With UK and Canadian steelmakers facing a plethora of challenges arising from unprecedented global competition, some believe that the interests of steel consumers rather than steel producers should take priority in governmental thinking.
“If the UK steel industry continues to be uncompetitive, it can no longer be sustained and certainly should not be propped up using taxpayers’ money,” Mark Littlewood, director of free-market think tank the Institute of Economic Affairs told Steel First.
“Even with the government allocating subsidies and cutting costs for steelmakers, the industry’s decline seems to be irreversible,” Littlewood said.
“Instead of trying to prevent the inevitable from happening, politicians should do more to help those affected to adapt to this change,” he added. “[Steel] consumers across the continent are now benefiting from cheaper prices.”
Compared to Canada, the UK domestic supply chain is much weaker, with 64.17% of domestic production in 2014 being exported.
In Canada, producers and consumers alike are reliant on each other’s success, given that the majority of domestic steel production is based in Ontario, highlighting the need for just-in-time deliveries to serve end-users such as the automotive industry.
“Given the industry’s extensive domestic supply chain, we believe it’s important to encourage continued investment in the sector and to drive production growth in Canada,” Galimberti said.
In terms of output, the UK and Canadian steel industries are of similar size, but UK steel producers appear to be under far more pressure than their Canadian counterparts.
While Canada is highly exposed to energy prices, it benefits from logistical advantages in the positioning of the automotive industry, and strong government action on dumping to protect producers.
Meanwhile, the UK has been hit by a combination of home-grown issues, such as a poor supply chain and inefficient logistics, as well as burdensome environmental policies and sluggish EU action on the influx of cheap imports.
The Canadian steel industry faces tough challenges, but altogether fewer of them, and benefits from a political will to protect domestic steel production.

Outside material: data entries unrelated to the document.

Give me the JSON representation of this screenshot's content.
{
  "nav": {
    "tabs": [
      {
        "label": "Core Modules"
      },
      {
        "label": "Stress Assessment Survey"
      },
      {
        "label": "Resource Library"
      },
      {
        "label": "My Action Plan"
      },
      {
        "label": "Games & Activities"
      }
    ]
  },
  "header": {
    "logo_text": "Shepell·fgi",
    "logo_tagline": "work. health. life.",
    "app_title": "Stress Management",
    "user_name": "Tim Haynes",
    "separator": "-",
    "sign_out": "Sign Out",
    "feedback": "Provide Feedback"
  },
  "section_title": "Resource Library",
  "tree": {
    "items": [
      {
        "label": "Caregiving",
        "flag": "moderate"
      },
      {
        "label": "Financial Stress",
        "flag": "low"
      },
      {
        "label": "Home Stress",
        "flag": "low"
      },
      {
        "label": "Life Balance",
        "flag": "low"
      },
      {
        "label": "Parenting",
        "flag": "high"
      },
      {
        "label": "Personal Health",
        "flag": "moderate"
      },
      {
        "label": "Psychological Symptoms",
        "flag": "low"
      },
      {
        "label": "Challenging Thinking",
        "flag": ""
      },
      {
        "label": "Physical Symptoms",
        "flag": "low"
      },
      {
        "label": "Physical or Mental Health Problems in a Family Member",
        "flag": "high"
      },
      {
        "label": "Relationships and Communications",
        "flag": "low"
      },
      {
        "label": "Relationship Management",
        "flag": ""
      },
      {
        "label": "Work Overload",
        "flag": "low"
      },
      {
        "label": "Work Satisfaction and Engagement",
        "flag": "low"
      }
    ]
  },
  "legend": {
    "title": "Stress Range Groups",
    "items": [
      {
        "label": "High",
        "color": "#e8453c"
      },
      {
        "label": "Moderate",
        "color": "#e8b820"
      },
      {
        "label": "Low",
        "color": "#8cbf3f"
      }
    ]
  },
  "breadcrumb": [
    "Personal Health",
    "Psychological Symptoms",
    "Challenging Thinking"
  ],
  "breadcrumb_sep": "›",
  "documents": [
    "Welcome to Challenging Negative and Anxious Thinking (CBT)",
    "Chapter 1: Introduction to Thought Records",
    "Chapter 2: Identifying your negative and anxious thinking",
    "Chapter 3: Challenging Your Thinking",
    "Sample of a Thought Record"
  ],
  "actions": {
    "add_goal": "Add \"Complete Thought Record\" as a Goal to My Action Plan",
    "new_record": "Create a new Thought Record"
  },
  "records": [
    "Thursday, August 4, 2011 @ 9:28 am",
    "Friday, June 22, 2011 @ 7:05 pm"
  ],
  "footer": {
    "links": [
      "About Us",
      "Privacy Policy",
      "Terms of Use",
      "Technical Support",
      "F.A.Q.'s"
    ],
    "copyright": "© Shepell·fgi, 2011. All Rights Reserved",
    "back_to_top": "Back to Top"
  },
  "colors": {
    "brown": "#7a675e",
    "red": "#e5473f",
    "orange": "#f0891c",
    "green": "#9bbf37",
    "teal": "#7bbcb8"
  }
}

The road ahead for the UK steel industry, on the other hand, looks much more bleak.
In a comparative approach, Steel First and sister company AMM examine whether the steel sectors in the UK and Canada are too small to survive or too big to fail.